We’ve featured a number of Volkswagens in our weekly eBay Find stories because VWs are fun, often affordable classics for aficionados and first-time collectors alike. A number of interesting vehicles have used VW frames and powertrains, from Brazilian-built Pumas, to iconic dune buggies, and several replicas including a number of Porsche 356s, an odd Mercedes replica roadster, and an MG with a rear-engine layout. Go figure.
Even the Historic Vehicle Association recently recognized the Meyers Manx, so there is no need to dismiss VW variations out of hand.
Perhaps “homage” is a better word for these continuation cars. The body proportions of the Beck 550 Spyder were quite authentic while also managing to add a couple of inches of space for taller drivers. I’ve seen a few in person and they were strikingly well made.
Road testers were very positive about the handling and engineering of the car, which used a custom-built square tube frame rather than a VW pan, and high-quality fiberglass for the body instead of the original aluminum.
These were usually sold as unfinished kits, with the onus on the buyer to install the engines and transmissions. They were also available as turn-key cars. This eBay example is one of the the former, according to the seller. The engine installation was apparently completed years after Beck built the body.
The listing isn’t terribly specific about the mechanicals and power output of the car, other than it’s a VW dual-port. It is claimed to have only 1,900 miles since it was built around 1989.
Beck offered engine packages, the base engine being a 125-horsepower VW unit that bested the 110-hp output of the original 550. But owners could install plenty of different engines wanted, even Subaru’s flat engines.
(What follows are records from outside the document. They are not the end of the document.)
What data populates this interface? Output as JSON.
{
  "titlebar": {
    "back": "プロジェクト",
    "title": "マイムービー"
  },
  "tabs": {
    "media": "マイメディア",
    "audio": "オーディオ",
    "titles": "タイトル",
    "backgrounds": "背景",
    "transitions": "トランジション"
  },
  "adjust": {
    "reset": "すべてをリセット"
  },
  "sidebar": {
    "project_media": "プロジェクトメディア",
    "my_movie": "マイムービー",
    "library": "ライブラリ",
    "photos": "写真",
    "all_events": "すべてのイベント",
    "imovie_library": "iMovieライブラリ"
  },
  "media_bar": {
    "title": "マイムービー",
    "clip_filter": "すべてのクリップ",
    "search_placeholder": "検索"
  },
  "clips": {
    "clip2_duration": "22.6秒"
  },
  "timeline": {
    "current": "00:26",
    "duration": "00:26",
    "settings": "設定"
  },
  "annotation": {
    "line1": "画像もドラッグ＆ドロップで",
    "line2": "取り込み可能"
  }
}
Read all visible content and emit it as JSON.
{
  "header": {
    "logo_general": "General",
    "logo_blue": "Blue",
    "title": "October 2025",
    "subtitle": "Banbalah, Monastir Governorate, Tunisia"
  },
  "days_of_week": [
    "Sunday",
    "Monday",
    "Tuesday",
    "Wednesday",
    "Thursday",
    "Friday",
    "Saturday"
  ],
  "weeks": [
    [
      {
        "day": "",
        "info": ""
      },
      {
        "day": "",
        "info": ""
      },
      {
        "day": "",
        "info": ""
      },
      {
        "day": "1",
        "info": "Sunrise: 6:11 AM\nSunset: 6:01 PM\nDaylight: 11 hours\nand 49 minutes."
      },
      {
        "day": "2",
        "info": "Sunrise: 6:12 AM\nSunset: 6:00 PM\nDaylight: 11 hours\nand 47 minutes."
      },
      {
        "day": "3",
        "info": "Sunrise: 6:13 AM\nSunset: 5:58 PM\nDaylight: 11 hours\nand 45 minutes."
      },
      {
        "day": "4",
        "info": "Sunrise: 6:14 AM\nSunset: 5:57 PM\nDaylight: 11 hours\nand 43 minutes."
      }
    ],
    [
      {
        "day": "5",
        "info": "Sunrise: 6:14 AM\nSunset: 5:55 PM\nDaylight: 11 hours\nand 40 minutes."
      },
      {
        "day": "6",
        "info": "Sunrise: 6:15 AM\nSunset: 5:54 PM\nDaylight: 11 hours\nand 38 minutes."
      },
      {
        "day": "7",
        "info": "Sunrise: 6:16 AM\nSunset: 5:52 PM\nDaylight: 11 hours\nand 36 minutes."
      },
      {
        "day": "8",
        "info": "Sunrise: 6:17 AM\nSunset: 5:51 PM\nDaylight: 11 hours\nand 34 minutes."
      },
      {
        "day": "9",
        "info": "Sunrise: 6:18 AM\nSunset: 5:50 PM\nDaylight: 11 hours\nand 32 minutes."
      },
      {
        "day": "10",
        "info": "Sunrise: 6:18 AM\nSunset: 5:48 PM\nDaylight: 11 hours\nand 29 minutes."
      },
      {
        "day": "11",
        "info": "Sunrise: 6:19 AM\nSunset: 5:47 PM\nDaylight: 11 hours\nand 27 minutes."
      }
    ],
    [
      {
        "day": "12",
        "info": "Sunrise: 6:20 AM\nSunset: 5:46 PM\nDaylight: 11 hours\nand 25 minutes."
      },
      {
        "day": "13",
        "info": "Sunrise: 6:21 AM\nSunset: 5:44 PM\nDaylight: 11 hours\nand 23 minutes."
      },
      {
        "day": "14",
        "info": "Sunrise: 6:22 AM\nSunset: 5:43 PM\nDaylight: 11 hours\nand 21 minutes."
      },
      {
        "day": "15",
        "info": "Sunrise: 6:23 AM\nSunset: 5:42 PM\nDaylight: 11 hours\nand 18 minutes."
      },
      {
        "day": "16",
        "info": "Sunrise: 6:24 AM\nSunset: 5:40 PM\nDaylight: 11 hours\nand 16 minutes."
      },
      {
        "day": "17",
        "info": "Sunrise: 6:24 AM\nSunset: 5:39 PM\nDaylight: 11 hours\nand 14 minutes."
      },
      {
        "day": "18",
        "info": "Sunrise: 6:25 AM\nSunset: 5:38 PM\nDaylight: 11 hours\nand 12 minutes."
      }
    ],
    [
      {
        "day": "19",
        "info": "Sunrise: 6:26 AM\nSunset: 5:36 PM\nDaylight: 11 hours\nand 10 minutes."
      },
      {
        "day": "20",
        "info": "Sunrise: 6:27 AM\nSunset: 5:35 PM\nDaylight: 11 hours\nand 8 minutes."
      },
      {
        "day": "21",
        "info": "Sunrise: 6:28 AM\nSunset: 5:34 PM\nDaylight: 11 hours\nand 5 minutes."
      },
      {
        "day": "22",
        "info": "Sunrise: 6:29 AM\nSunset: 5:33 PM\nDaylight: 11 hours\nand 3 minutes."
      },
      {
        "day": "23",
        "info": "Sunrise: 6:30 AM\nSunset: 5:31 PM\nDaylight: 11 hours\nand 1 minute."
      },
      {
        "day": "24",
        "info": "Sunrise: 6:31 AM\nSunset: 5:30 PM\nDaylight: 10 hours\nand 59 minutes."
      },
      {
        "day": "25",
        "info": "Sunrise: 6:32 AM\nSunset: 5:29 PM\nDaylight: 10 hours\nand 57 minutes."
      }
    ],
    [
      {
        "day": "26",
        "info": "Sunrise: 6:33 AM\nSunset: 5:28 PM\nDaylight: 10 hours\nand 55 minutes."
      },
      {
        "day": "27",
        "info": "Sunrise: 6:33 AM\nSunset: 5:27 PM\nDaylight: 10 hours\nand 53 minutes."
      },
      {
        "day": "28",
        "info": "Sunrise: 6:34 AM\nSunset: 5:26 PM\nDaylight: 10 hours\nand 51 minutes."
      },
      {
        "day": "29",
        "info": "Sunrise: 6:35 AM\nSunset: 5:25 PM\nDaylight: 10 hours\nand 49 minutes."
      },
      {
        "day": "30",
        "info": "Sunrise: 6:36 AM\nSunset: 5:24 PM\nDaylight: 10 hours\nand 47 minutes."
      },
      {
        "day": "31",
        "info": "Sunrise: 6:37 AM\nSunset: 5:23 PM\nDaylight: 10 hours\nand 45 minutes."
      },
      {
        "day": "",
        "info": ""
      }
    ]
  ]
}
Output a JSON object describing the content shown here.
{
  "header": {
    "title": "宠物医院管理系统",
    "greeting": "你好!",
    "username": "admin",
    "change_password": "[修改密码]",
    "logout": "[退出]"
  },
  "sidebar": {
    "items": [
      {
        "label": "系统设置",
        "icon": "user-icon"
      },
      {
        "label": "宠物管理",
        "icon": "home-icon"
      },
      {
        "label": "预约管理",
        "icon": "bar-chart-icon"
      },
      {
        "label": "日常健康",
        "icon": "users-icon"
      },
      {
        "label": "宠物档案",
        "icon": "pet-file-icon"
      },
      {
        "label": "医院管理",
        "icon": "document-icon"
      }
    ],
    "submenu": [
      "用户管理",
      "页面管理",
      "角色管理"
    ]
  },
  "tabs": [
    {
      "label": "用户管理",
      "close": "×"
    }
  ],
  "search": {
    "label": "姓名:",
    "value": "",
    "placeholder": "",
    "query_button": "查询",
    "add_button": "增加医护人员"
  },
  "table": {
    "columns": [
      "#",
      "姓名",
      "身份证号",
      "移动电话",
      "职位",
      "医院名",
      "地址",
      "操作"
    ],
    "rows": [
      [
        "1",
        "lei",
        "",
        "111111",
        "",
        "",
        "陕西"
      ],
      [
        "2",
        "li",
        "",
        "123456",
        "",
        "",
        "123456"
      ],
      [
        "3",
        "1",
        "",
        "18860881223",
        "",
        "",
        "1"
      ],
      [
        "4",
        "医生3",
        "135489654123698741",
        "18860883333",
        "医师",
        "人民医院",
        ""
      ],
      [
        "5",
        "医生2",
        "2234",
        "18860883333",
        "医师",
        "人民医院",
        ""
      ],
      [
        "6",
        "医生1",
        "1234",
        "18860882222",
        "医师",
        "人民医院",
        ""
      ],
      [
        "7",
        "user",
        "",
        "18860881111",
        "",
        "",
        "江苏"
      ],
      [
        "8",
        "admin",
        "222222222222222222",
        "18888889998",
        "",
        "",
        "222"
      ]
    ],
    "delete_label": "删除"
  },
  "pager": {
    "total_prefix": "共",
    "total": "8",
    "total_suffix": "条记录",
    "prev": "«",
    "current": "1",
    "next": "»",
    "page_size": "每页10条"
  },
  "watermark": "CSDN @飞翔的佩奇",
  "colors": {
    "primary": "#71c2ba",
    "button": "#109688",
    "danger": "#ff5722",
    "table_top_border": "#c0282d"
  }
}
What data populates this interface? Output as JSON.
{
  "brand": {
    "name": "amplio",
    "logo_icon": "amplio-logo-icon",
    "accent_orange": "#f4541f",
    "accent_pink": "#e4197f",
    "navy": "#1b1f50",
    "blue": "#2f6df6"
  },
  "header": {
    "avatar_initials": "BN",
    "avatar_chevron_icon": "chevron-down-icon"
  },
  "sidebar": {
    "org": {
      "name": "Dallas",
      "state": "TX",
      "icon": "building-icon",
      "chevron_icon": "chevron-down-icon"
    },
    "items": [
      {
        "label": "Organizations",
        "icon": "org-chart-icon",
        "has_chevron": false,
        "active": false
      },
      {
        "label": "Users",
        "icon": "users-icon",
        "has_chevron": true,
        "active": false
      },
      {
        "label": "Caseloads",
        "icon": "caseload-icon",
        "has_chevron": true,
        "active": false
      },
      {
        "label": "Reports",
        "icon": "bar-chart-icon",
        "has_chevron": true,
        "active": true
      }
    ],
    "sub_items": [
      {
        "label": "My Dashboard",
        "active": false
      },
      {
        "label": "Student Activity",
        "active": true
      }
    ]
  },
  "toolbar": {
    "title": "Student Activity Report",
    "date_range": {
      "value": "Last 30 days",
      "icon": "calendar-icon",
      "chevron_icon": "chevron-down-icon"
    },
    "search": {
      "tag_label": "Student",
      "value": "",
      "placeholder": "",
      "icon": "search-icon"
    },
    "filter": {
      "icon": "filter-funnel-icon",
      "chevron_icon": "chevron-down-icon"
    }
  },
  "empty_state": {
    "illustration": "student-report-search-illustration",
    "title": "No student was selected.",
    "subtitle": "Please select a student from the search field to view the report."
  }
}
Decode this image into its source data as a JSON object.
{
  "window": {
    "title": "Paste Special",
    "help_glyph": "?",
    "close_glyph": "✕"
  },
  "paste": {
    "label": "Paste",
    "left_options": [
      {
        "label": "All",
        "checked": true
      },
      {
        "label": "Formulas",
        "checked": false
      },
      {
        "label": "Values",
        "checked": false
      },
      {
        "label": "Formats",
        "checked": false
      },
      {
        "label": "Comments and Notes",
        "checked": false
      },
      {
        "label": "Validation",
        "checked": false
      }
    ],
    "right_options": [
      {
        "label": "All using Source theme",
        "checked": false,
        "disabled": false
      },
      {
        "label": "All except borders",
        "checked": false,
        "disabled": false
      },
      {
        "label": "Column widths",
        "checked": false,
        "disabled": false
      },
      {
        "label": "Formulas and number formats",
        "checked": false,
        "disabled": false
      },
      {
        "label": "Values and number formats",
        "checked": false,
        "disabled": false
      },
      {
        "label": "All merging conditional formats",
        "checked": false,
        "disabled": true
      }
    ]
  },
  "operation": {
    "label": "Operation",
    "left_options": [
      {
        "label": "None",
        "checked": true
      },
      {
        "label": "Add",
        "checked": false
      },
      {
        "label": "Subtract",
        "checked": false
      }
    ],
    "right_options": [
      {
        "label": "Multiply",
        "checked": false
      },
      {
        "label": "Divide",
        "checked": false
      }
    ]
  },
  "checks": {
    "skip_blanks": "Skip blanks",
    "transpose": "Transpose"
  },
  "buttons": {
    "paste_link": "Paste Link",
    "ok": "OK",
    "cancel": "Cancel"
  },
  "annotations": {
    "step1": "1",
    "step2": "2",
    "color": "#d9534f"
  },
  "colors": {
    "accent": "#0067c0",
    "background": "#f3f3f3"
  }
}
Some of these could be frighteningly quick—definitely a question that should be posed to the seller.
Regardless of whether it’s referred to as a replica or a car that pays homage to the original, this Beck looks like it packs a lot of fun for a tiny fraction the cost for a real Porsche 550, which demands millions.